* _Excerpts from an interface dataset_
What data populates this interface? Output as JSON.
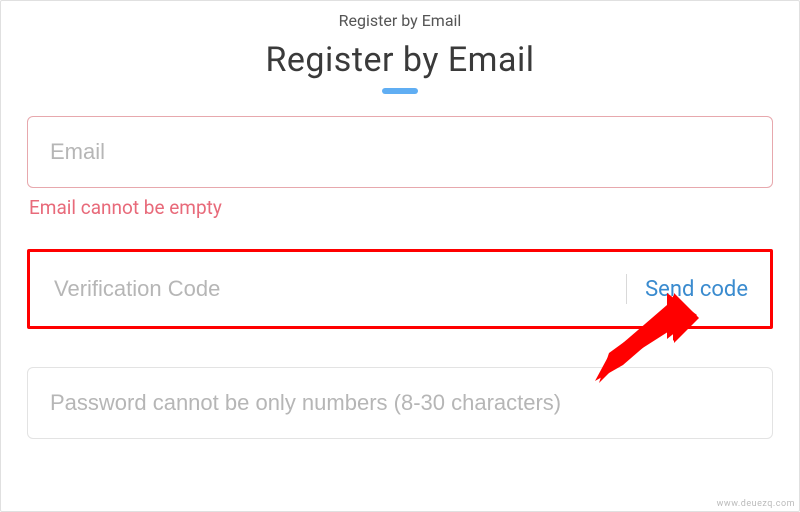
{
  "topbar": {
    "title": "Register by Email"
  },
  "heading": "Register by Email",
  "fields": {
    "email": {
      "placeholder": "Email",
      "value": "",
      "error": "Email cannot be empty"
    },
    "code": {
      "placeholder": "Verification Code",
      "value": "",
      "send_label": "Send code"
    },
    "password": {
      "placeholder": "Password cannot be only numbers (8-30 characters)",
      "value": ""
    }
  },
  "accent_color": "#60aef3",
  "highlight_color": "#ff0000",
  "watermark": "www.deuezq.com"
}
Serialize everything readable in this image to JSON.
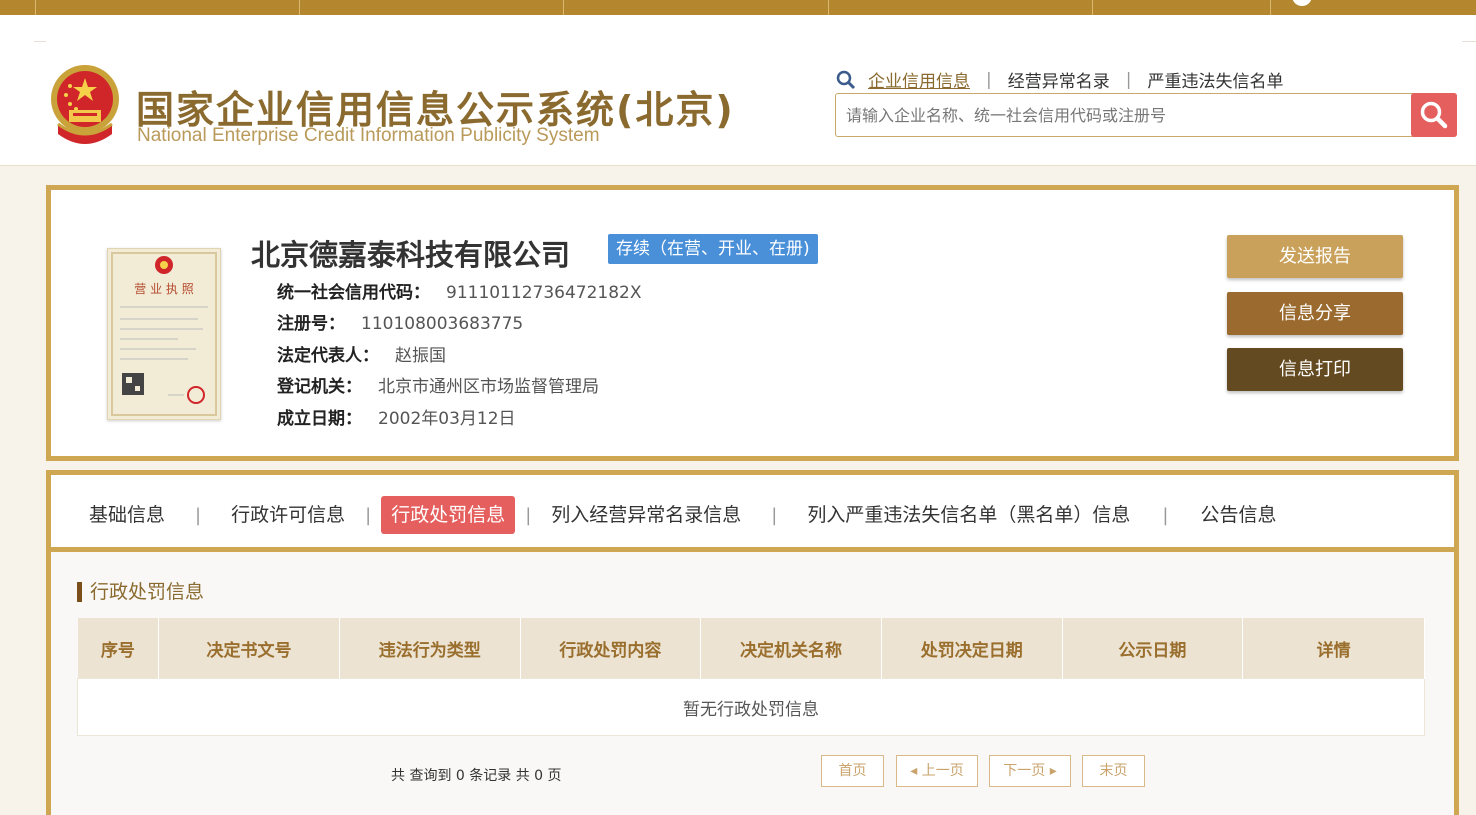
{
  "header": {
    "title_cn": "国家企业信用信息公示系统(北京)",
    "title_en": "National Enterprise Credit Information Publicity System",
    "links": [
      "企业信用信息",
      "经营异常名录",
      "严重违法失信名单"
    ],
    "search_placeholder": "请输入企业名称、统一社会信用代码或注册号"
  },
  "company": {
    "name": "北京德嘉泰科技有限公司",
    "status": "存续（在营、开业、在册)",
    "fields": [
      {
        "label": "统一社会信用代码：",
        "value": "91110112736472182X"
      },
      {
        "label": "注册号：",
        "value": "110108003683775"
      },
      {
        "label": "法定代表人：",
        "value": "赵振国"
      },
      {
        "label": "登记机关：",
        "value": "北京市通州区市场监督管理局"
      },
      {
        "label": "成立日期：",
        "value": "2002年03月12日"
      }
    ],
    "license_title": "营 业 执 照"
  },
  "actions": {
    "send_report": "发送报告",
    "share": "信息分享",
    "print": "信息打印"
  },
  "tabs": [
    "基础信息",
    "行政许可信息",
    "行政处罚信息",
    "列入经营异常名录信息",
    "列入严重违法失信名单（黑名单）信息",
    "公告信息"
  ],
  "active_tab": "行政处罚信息",
  "section": {
    "title": "行政处罚信息",
    "columns": [
      "序号",
      "决定书文号",
      "违法行为类型",
      "行政处罚内容",
      "决定机关名称",
      "处罚决定日期",
      "公示日期",
      "详情"
    ],
    "empty_text": "暂无行政处罚信息"
  },
  "pager": {
    "info": "共 查询到 0 条记录 共 0 页",
    "first": "首页",
    "prev": "◂ 上一页",
    "next": "下一页 ▸",
    "last": "末页"
  },
  "colors": {
    "gold": "#cfa652",
    "brown_dark": "#634a20",
    "red": "#e45f5d",
    "blue_badge": "#4a90d9"
  }
}
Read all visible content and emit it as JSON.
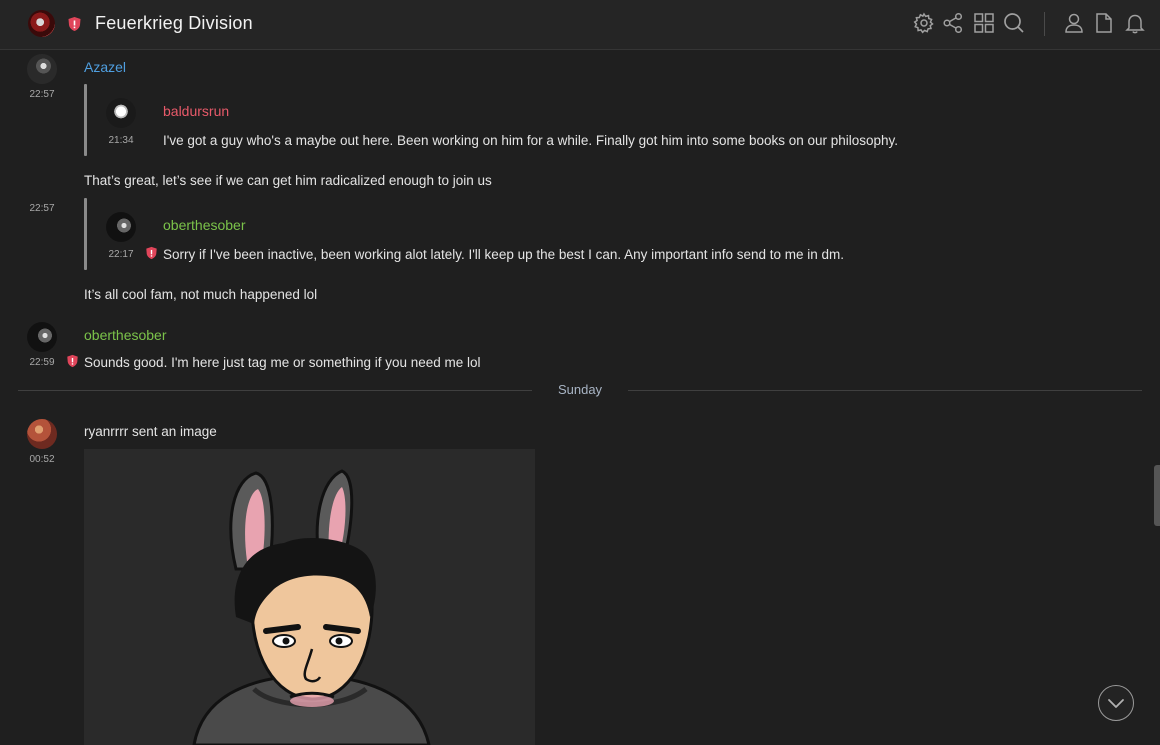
{
  "header": {
    "server_name": "Feuerkrieg Division",
    "icons": [
      "settings-icon",
      "share-icon",
      "grid-icon",
      "search-icon",
      "user-icon",
      "document-icon",
      "bell-icon"
    ]
  },
  "messages": {
    "m1": {
      "author": "Azazel",
      "time": "22:57",
      "quote": {
        "author": "baldursrun",
        "time": "21:34",
        "text": "I've got a guy who's a maybe out here. Been working on him for a while. Finally got him into some books on our philosophy."
      },
      "text": "That’s great, let’s see if we can get him radicalized enough to join us"
    },
    "m2": {
      "time": "22:57",
      "quote": {
        "author": "oberthesober",
        "time": "22:17",
        "text": "Sorry if I've been inactive, been working alot lately. I'll keep up the best I can. Any important info send to me in dm."
      },
      "text": "It’s all cool fam, not much happened lol"
    },
    "m3": {
      "author": "oberthesober",
      "time": "22:59",
      "text": "Sounds good. I'm here just tag me or something if you need me lol"
    }
  },
  "day_separator": "Sunday",
  "image_message": {
    "sender": "ryanrrrr",
    "action_text": "ryanrrrr sent an image",
    "time": "00:52"
  },
  "colors": {
    "azazel": "#4f9fe0",
    "baldursrun": "#e85a6a",
    "oberthesober": "#7bc34a",
    "warning_red": "#e0455a"
  }
}
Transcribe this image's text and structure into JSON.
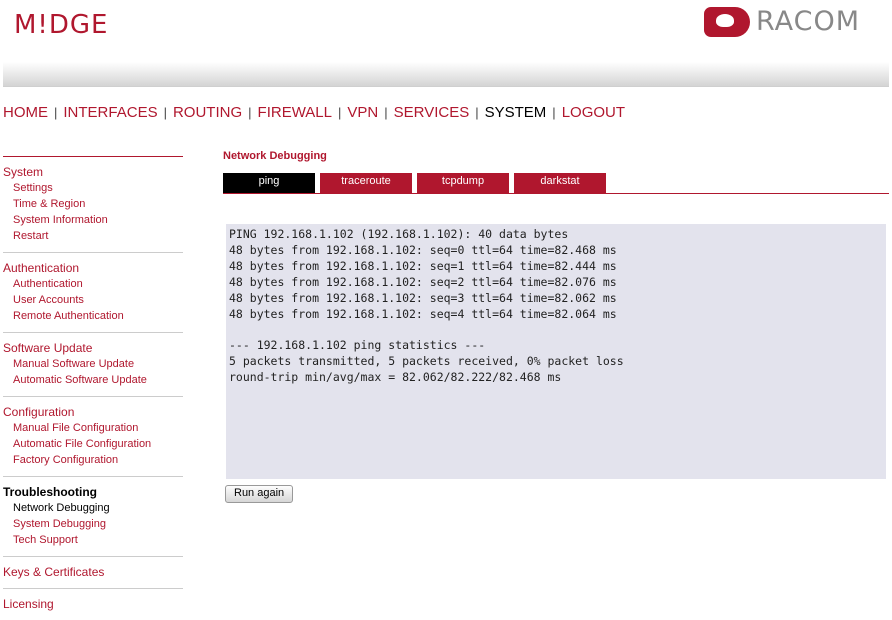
{
  "brand": {
    "left_logo": "M!DGE",
    "right_logo": "RACOM"
  },
  "nav": [
    {
      "label": "HOME",
      "active": false
    },
    {
      "label": "INTERFACES",
      "active": false
    },
    {
      "label": "ROUTING",
      "active": false
    },
    {
      "label": "FIREWALL",
      "active": false
    },
    {
      "label": "VPN",
      "active": false
    },
    {
      "label": "SERVICES",
      "active": false
    },
    {
      "label": "SYSTEM",
      "active": true
    },
    {
      "label": "LOGOUT",
      "active": false
    }
  ],
  "sidebar": {
    "groups": [
      {
        "title": "System",
        "items": [
          "Settings",
          "Time & Region",
          "System Information",
          "Restart"
        ]
      },
      {
        "title": "Authentication",
        "items": [
          "Authentication",
          "User Accounts",
          "Remote Authentication"
        ]
      },
      {
        "title": "Software Update",
        "items": [
          "Manual Software Update",
          "Automatic Software Update"
        ]
      },
      {
        "title": "Configuration",
        "items": [
          "Manual File Configuration",
          "Automatic File Configuration",
          "Factory Configuration"
        ]
      },
      {
        "title": "Troubleshooting",
        "items": [
          "Network Debugging",
          "System Debugging",
          "Tech Support"
        ]
      },
      {
        "title": "Keys & Certificates",
        "items": []
      },
      {
        "title": "Licensing",
        "items": []
      }
    ],
    "active_group": "Troubleshooting",
    "active_item": "Network Debugging"
  },
  "main": {
    "title": "Network Debugging",
    "tabs": [
      {
        "label": "ping",
        "active": true
      },
      {
        "label": "traceroute",
        "active": false
      },
      {
        "label": "tcpdump",
        "active": false
      },
      {
        "label": "darkstat",
        "active": false
      }
    ],
    "output_lines": [
      "PING 192.168.1.102 (192.168.1.102): 40 data bytes",
      "48 bytes from 192.168.1.102: seq=0 ttl=64 time=82.468 ms",
      "48 bytes from 192.168.1.102: seq=1 ttl=64 time=82.444 ms",
      "48 bytes from 192.168.1.102: seq=2 ttl=64 time=82.076 ms",
      "48 bytes from 192.168.1.102: seq=3 ttl=64 time=82.062 ms",
      "48 bytes from 192.168.1.102: seq=4 ttl=64 time=82.064 ms",
      "",
      "--- 192.168.1.102 ping statistics ---",
      "5 packets transmitted, 5 packets received, 0% packet loss",
      "round-trip min/avg/max = 82.062/82.222/82.468 ms"
    ],
    "run_button": "Run again"
  },
  "colors": {
    "brand_red": "#b0172e",
    "output_bg": "#e3e3ed"
  }
}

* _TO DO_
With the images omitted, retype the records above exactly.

* _YOUR RESPONSE_
What data populates this interface? Output as JSON.
{
  "topbar": {
    "title": "Register by Email"
  },
  "heading": "Register by Email",
  "fields": {
    "email": {
      "placeholder": "Email",
      "value": "",
      "error": "Email cannot be empty"
    },
    "code": {
      "placeholder": "Verification Code",
      "value": "",
      "send_label": "Send code"
    },
    "password": {
      "placeholder": "Password cannot be only numbers (8-30 characters)",
      "value": ""
    }
  },
  "accent_color": "#60aef3",
  "highlight_color": "#ff0000",
  "watermark": "www.deuezq.com"
}
Serialize everything readable in this image to JSON.
{
  "header": {
    "title_cn": "国家企业信用信息公示系统(北京)",
    "title_en": "National Enterprise Credit Information Publicity System",
    "links": [
      "企业信用信息",
      "经营异常名录",
      "严重违法失信名单"
    ],
    "search_placeholder": "请输入企业名称、统一社会信用代码或注册号"
  },
  "company": {
    "name": "北京德嘉泰科技有限公司",
    "status": "存续（在营、开业、在册)",
    "fields": [
      {
        "label": "统一社会信用代码：",
        "value": "91110112736472182X"
      },
      {
        "label": "注册号：",
        "value": "110108003683775"
      },
      {
        "label": "法定代表人：",
        "value": "赵振国"
      },
      {
        "label": "登记机关：",
        "value": "北京市通州区市场监督管理局"
      },
      {
        "label": "成立日期：",
        "value": "2002年03月12日"
      }
    ],
    "license_title": "营 业 执 照"
  },
  "actions": {
    "send_report": "发送报告",
    "share": "信息分享",
    "print": "信息打印"
  },
  "tabs": [
    "基础信息",
    "行政许可信息",
    "行政处罚信息",
    "列入经营异常名录信息",
    "列入严重违法失信名单（黑名单）信息",
    "公告信息"
  ],
  "active_tab": "行政处罚信息",
  "section": {
    "title": "行政处罚信息",
    "columns": [
      "序号",
      "决定书文号",
      "违法行为类型",
      "行政处罚内容",
      "决定机关名称",
      "处罚决定日期",
      "公示日期",
      "详情"
    ],
    "empty_text": "暂无行政处罚信息"
  },
  "pager": {
    "info": "共 查询到 0 条记录 共 0 页",
    "first": "首页",
    "prev": "◂ 上一页",
    "next": "下一页 ▸",
    "last": "末页"
  },
  "colors": {
    "gold": "#cfa652",
    "brown_dark": "#634a20",
    "red": "#e45f5d",
    "blue_badge": "#4a90d9"
  }
}
Read all visible content and emit it as JSON.
{
  "header": {
    "server_name": "Feuerkrieg Division",
    "icons": [
      "settings-icon",
      "share-icon",
      "grid-icon",
      "search-icon",
      "user-icon",
      "document-icon",
      "bell-icon"
    ]
  },
  "messages": {
    "m1": {
      "author": "Azazel",
      "time": "22:57",
      "quote": {
        "author": "baldursrun",
        "time": "21:34",
        "text": "I've got a guy who's a maybe out here. Been working on him for a while. Finally got him into some books on our philosophy."
      },
      "text": "That’s great, let’s see if we can get him radicalized enough to join us"
    },
    "m2": {
      "time": "22:57",
      "quote": {
        "author": "oberthesober",
        "time": "22:17",
        "text": "Sorry if I've been inactive, been working alot lately. I'll keep up the best I can. Any important info send to me in dm."
      },
      "text": "It’s all cool fam, not much happened lol"
    },
    "m3": {
      "author": "oberthesober",
      "time": "22:59",
      "text": "Sounds good. I'm here just tag me or something if you need me lol"
    }
  },
  "day_separator": "Sunday",
  "image_message": {
    "sender": "ryanrrrr",
    "action_text": "ryanrrrr sent an image",
    "time": "00:52"
  },
  "colors": {
    "azazel": "#4f9fe0",
    "baldursrun": "#e85a6a",
    "oberthesober": "#7bc34a",
    "warning_red": "#e0455a"
  }
}
Transcribe this image's text and structure into JSON.
{
  "brand": {
    "left_logo": "M!DGE",
    "right_logo": "RACOM"
  },
  "nav": [
    {
      "label": "HOME",
      "active": false
    },
    {
      "label": "INTERFACES",
      "active": false
    },
    {
      "label": "ROUTING",
      "active": false
    },
    {
      "label": "FIREWALL",
      "active": false
    },
    {
      "label": "VPN",
      "active": false
    },
    {
      "label": "SERVICES",
      "active": false
    },
    {
      "label": "SYSTEM",
      "active": true
    },
    {
      "label": "LOGOUT",
      "active": false
    }
  ],
  "sidebar": {
    "groups": [
      {
        "title": "System",
        "items": [
          "Settings",
          "Time & Region",
          "System Information",
          "Restart"
        ]
      },
      {
        "title": "Authentication",
        "items": [
          "Authentication",
          "User Accounts",
          "Remote Authentication"
        ]
      },
      {
        "title": "Software Update",
        "items": [
          "Manual Software Update",
          "Automatic Software Update"
        ]
      },
      {
        "title": "Configuration",
        "items": [
          "Manual File Configuration",
          "Automatic File Configuration",
          "Factory Configuration"
        ]
      },
      {
        "title": "Troubleshooting",
        "items": [
          "Network Debugging",
          "System Debugging",
          "Tech Support"
        ]
      },
      {
        "title": "Keys & Certificates",
        "items": []
      },
      {
        "title": "Licensing",
        "items": []
      }
    ],
    "active_group": "Troubleshooting",
    "active_item": "Network Debugging"
  },
  "main": {
    "title": "Network Debugging",
    "tabs": [
      {
        "label": "ping",
        "active": true
      },
      {
        "label": "traceroute",
        "active": false
      },
      {
        "label": "tcpdump",
        "active": false
      },
      {
        "label": "darkstat",
        "active": false
      }
    ],
    "output_lines": [
      "PING 192.168.1.102 (192.168.1.102): 40 data bytes",
      "48 bytes from 192.168.1.102: seq=0 ttl=64 time=82.468 ms",
      "48 bytes from 192.168.1.102: seq=1 ttl=64 time=82.444 ms",
      "48 bytes from 192.168.1.102: seq=2 ttl=64 time=82.076 ms",
      "48 bytes from 192.168.1.102: seq=3 ttl=64 time=82.062 ms",
      "48 bytes from 192.168.1.102: seq=4 ttl=64 time=82.064 ms",
      "",
      "--- 192.168.1.102 ping statistics ---",
      "5 packets transmitted, 5 packets received, 0% packet loss",
      "round-trip min/avg/max = 82.062/82.222/82.468 ms"
    ],
    "run_button": "Run again"
  },
  "colors": {
    "brand_red": "#b0172e",
    "output_bg": "#e3e3ed"
  }
}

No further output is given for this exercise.